The association of biological and psychological attributions for depression with social support seeking intentions in individuals with depressive symptoms

Rebecca K. Blais, Keith D. Renshaw

Research output: Contribution to journalArticlepeer-review

7 Scopus citations

Abstract

Background: Research suggests that biological and psychological attributions for depression are related to professional help-seeking, but the association of these attributions with informal support seeking in social relationships is unknown. As social support is linked with recovery from depression and a lower likelihood of experiencing future episodes of depression, it is important to understand factors that influence an individual's decision to seek social support. Aims: The present study examined depressed individuals own attributions for their depressive symptoms (i.e. personal attributions), perceptions of a friend's attributions for these symptoms (i.e. perceived attributions), and the depressed individuals willingness to seek social support from that friend. Method: Eighty-six individuals experiencing at least mild depressive symptoms completed self-report measures of personal attributions, perceived attributions, and a social support seeking intentions scale. Results: Participants own attributions for depressive symptoms were unrelated to their willingness to seek social support. In contrast, perceived biological attributions were related to greater help-seeking intentions, whereas perceived psychological attributions were associated with lower support seeking intentions. Conclusions: These results suggest that decisions to seek social support are more influenced by perceptions of others beliefs about depression than one's own beliefs.

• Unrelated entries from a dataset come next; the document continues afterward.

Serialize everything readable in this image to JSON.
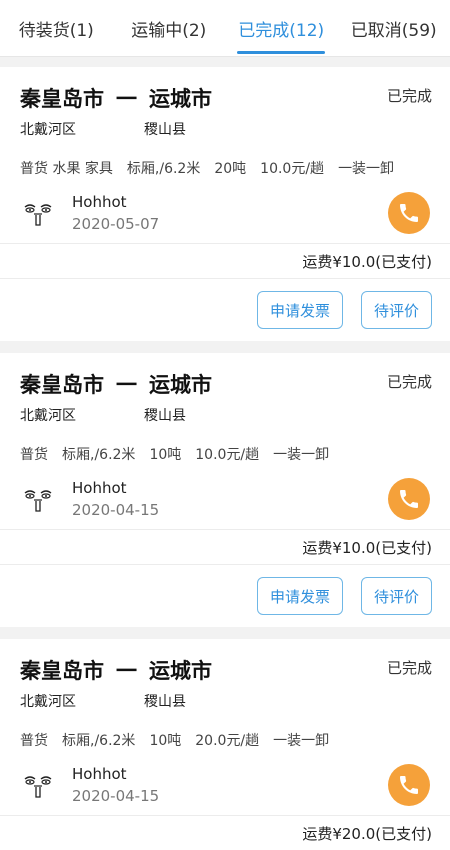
{
  "tabs": [
    {
      "label": "待装货(1)",
      "active": false
    },
    {
      "label": "运输中(2)",
      "active": false
    },
    {
      "label": "已完成(12)",
      "active": true
    },
    {
      "label": "已取消(59)",
      "active": false
    }
  ],
  "orders": [
    {
      "from_city": "秦皇岛市",
      "dash": "一",
      "to_city": "运城市",
      "from_district": "北戴河区",
      "to_district": "稷山县",
      "status": "已完成",
      "goods": [
        "普货 水果 家具",
        "标厢,/6.2米",
        "20吨",
        "10.0元/趟",
        "一装一卸"
      ],
      "contact_name": "Hohhot",
      "date": "2020-05-07",
      "fee": "运费¥10.0(已支付)",
      "buttons": [
        "申请发票",
        "待评价"
      ]
    },
    {
      "from_city": "秦皇岛市",
      "dash": "一",
      "to_city": "运城市",
      "from_district": "北戴河区",
      "to_district": "稷山县",
      "status": "已完成",
      "goods": [
        "普货",
        "标厢,/6.2米",
        "10吨",
        "10.0元/趟",
        "一装一卸"
      ],
      "contact_name": "Hohhot",
      "date": "2020-04-15",
      "fee": "运费¥10.0(已支付)",
      "buttons": [
        "申请发票",
        "待评价"
      ]
    },
    {
      "from_city": "秦皇岛市",
      "dash": "一",
      "to_city": "运城市",
      "from_district": "北戴河区",
      "to_district": "稷山县",
      "status": "已完成",
      "goods": [
        "普货",
        "标厢,/6.2米",
        "10吨",
        "20.0元/趟",
        "一装一卸"
      ],
      "contact_name": "Hohhot",
      "date": "2020-04-15",
      "fee": "运费¥20.0(已支付)",
      "buttons": []
    }
  ],
  "icons": {
    "phone": "phone-icon",
    "avatar": "avatar-icon"
  },
  "colors": {
    "accent": "#2f8fdc",
    "phone": "#f5a13a"
  }
}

Original languageEnglish (US)
Pages (from-to)605-617
Number of pages13
JournalBehavioural and Cognitive Psychotherapy
Volume40
Issue number5
DOIs
StatePublished - Oct 2012
Externally publishedYes

Keywords

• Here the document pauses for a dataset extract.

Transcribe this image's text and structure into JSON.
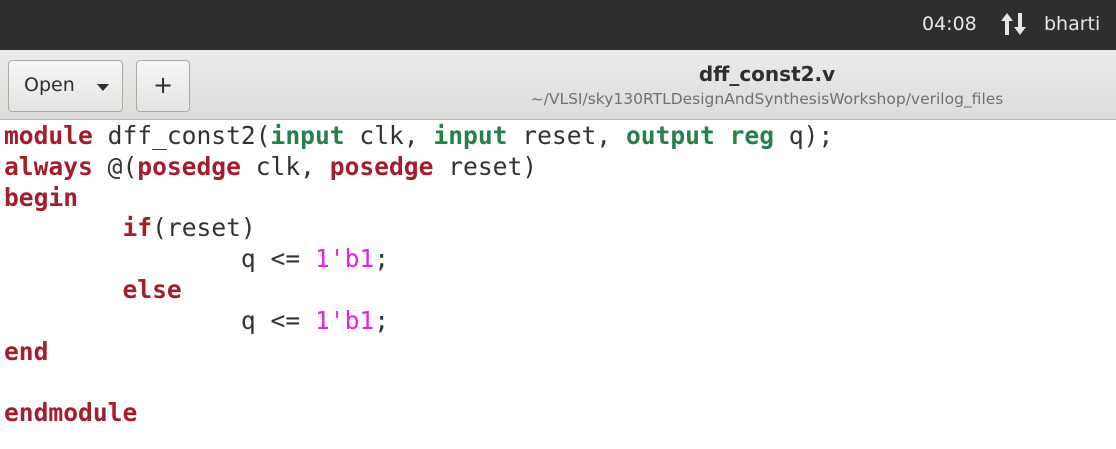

  • causal attributions
  • Depression
  • relationships
  • social support

ASJC Scopus subject areas

  • Clinical Psychology

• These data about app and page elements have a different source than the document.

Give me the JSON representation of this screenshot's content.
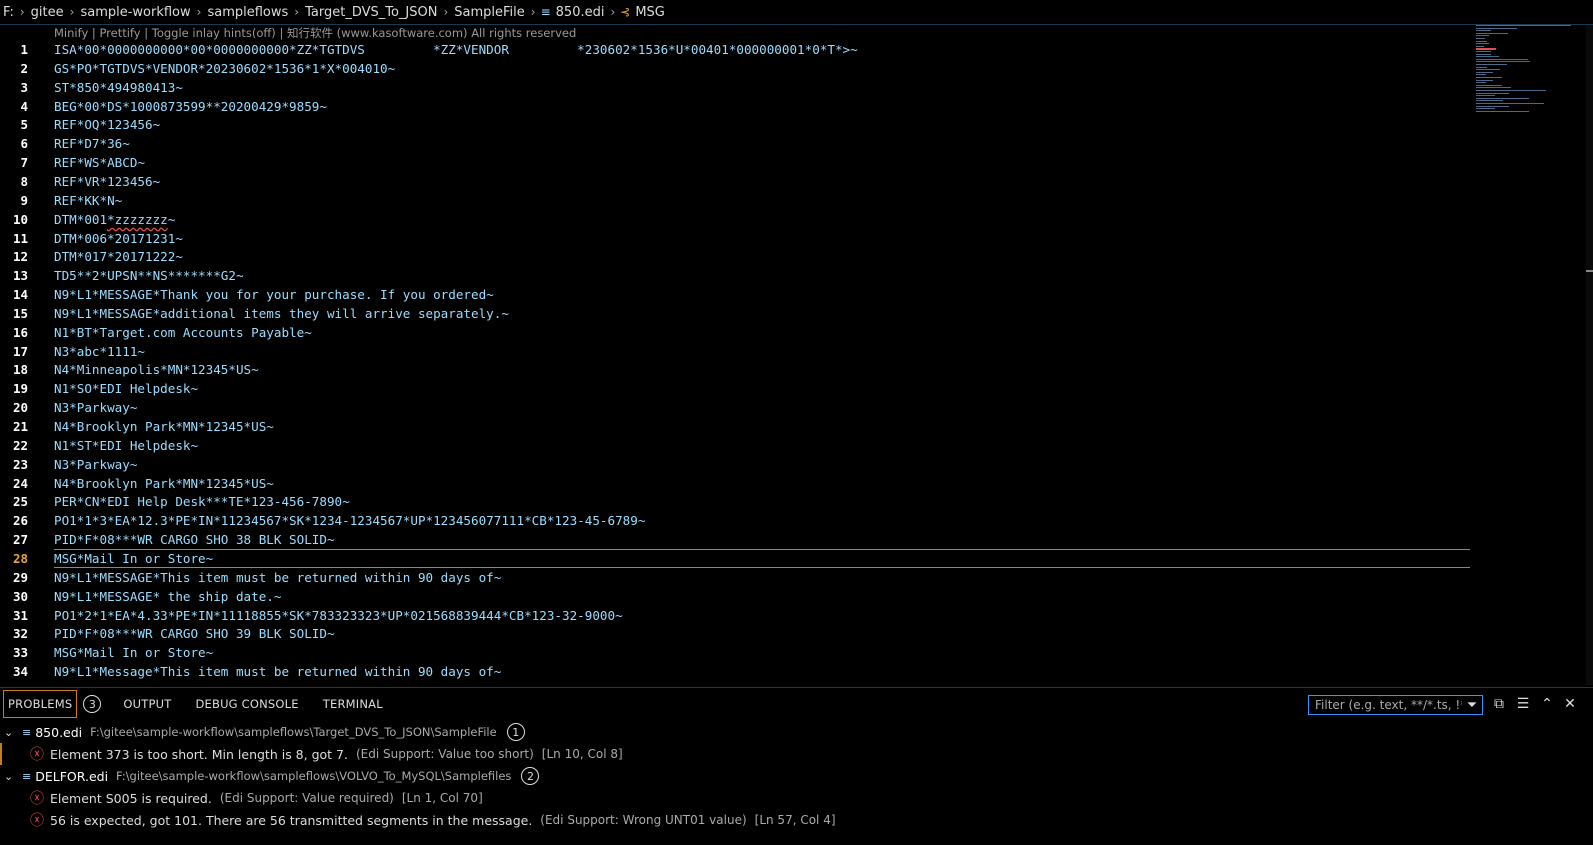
{
  "breadcrumb": [
    "F:",
    "gitee",
    "sample-workflow",
    "sampleflows",
    "Target_DVS_To_JSON",
    "SampleFile",
    "850.edi",
    "MSG"
  ],
  "codelens": "Minify | Prettify | Toggle inlay hints(off) | 知行软件 (www.kasoftware.com) All rights reserved",
  "current_line": 28,
  "lines": [
    {
      "n": "1",
      "t": "ISA*00*0000000000*00*0000000000*ZZ*TGTDVS         *ZZ*VENDOR         *230602*1536*U*00401*000000001*0*T*>~"
    },
    {
      "n": "2",
      "t": "GS*PO*TGTDVS*VENDOR*20230602*1536*1*X*004010~"
    },
    {
      "n": "3",
      "t": "ST*850*494980413~"
    },
    {
      "n": "4",
      "t": "BEG*00*DS*1000873599**20200429*9859~"
    },
    {
      "n": "5",
      "t": "REF*OQ*123456~"
    },
    {
      "n": "6",
      "t": "REF*D7*36~"
    },
    {
      "n": "7",
      "t": "REF*WS*ABCD~"
    },
    {
      "n": "8",
      "t": "REF*VR*123456~"
    },
    {
      "n": "9",
      "t": "REF*KK*N~"
    },
    {
      "n": "10",
      "t": "DTM*001*zzzzzzz~"
    },
    {
      "n": "11",
      "t": "DTM*006*20171231~"
    },
    {
      "n": "12",
      "t": "DTM*017*20171222~"
    },
    {
      "n": "13",
      "t": "TD5**2*UPSN**NS*******G2~"
    },
    {
      "n": "14",
      "t": "N9*L1*MESSAGE*Thank you for your purchase. If you ordered~"
    },
    {
      "n": "15",
      "t": "N9*L1*MESSAGE*additional items they will arrive separately.~"
    },
    {
      "n": "16",
      "t": "N1*BT*Target.com Accounts Payable~"
    },
    {
      "n": "17",
      "t": "N3*abc*1111~"
    },
    {
      "n": "18",
      "t": "N4*Minneapolis*MN*12345*US~"
    },
    {
      "n": "19",
      "t": "N1*SO*EDI Helpdesk~"
    },
    {
      "n": "20",
      "t": "N3*Parkway~"
    },
    {
      "n": "21",
      "t": "N4*Brooklyn Park*MN*12345*US~"
    },
    {
      "n": "22",
      "t": "N1*ST*EDI Helpdesk~"
    },
    {
      "n": "23",
      "t": "N3*Parkway~"
    },
    {
      "n": "24",
      "t": "N4*Brooklyn Park*MN*12345*US~"
    },
    {
      "n": "25",
      "t": "PER*CN*EDI Help Desk***TE*123-456-7890~"
    },
    {
      "n": "26",
      "t": "PO1*1*3*EA*12.3*PE*IN*11234567*SK*1234-1234567*UP*123456077111*CB*123-45-6789~"
    },
    {
      "n": "27",
      "t": "PID*F*08***WR CARGO SHO 38 BLK SOLID~"
    },
    {
      "n": "28",
      "t": "MSG*Mail In or Store~"
    },
    {
      "n": "29",
      "t": "N9*L1*MESSAGE*This item must be returned within 90 days of~"
    },
    {
      "n": "30",
      "t": "N9*L1*MESSAGE* the ship date.~"
    },
    {
      "n": "31",
      "t": "PO1*2*1*EA*4.33*PE*IN*11118855*SK*783323323*UP*021568839444*CB*123-32-9000~"
    },
    {
      "n": "32",
      "t": "PID*F*08***WR CARGO SHO 39 BLK SOLID~"
    },
    {
      "n": "33",
      "t": "MSG*Mail In or Store~"
    },
    {
      "n": "34",
      "t": "N9*L1*Message*This item must be returned within 90 days of~"
    }
  ],
  "panel": {
    "tabs": [
      {
        "label": "PROBLEMS",
        "badge": "3"
      },
      {
        "label": "OUTPUT"
      },
      {
        "label": "DEBUG CONSOLE"
      },
      {
        "label": "TERMINAL"
      }
    ],
    "filter_placeholder": "Filter (e.g. text, **/*.ts, !**/...",
    "files": [
      {
        "name": "850.edi",
        "path": "F:\\gitee\\sample-workflow\\sampleflows\\Target_DVS_To_JSON\\SampleFile",
        "count": "1",
        "problems": [
          {
            "msg": "Element 373 is too short. Min length is 8, got 7.",
            "src": "(Edi Support: Value too short)",
            "pos": "[Ln 10, Col 8]"
          }
        ]
      },
      {
        "name": "DELFOR.edi",
        "path": "F:\\gitee\\sample-workflow\\sampleflows\\VOLVO_To_MySQL\\Samplefiles",
        "count": "2",
        "problems": [
          {
            "msg": "Element S005 is required.",
            "src": "(Edi Support: Value required)",
            "pos": "[Ln 1, Col 70]"
          },
          {
            "msg": "56 is expected, got 101. There are 56 transmitted segments in the message.",
            "src": "(Edi Support: Wrong UNT01 value)",
            "pos": "[Ln 57, Col 4]"
          }
        ]
      }
    ]
  },
  "colors": {
    "segment": "#9cdcfe",
    "highlight": "#c77d1a",
    "error": "#f14c4c"
  }
}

Fingerprint

Dive into the research topics of 'The association of biological and psychological attributions for depression with social support seeking intentions in individuals with depressive symptoms'. Together they form a unique fingerprint.

Cite this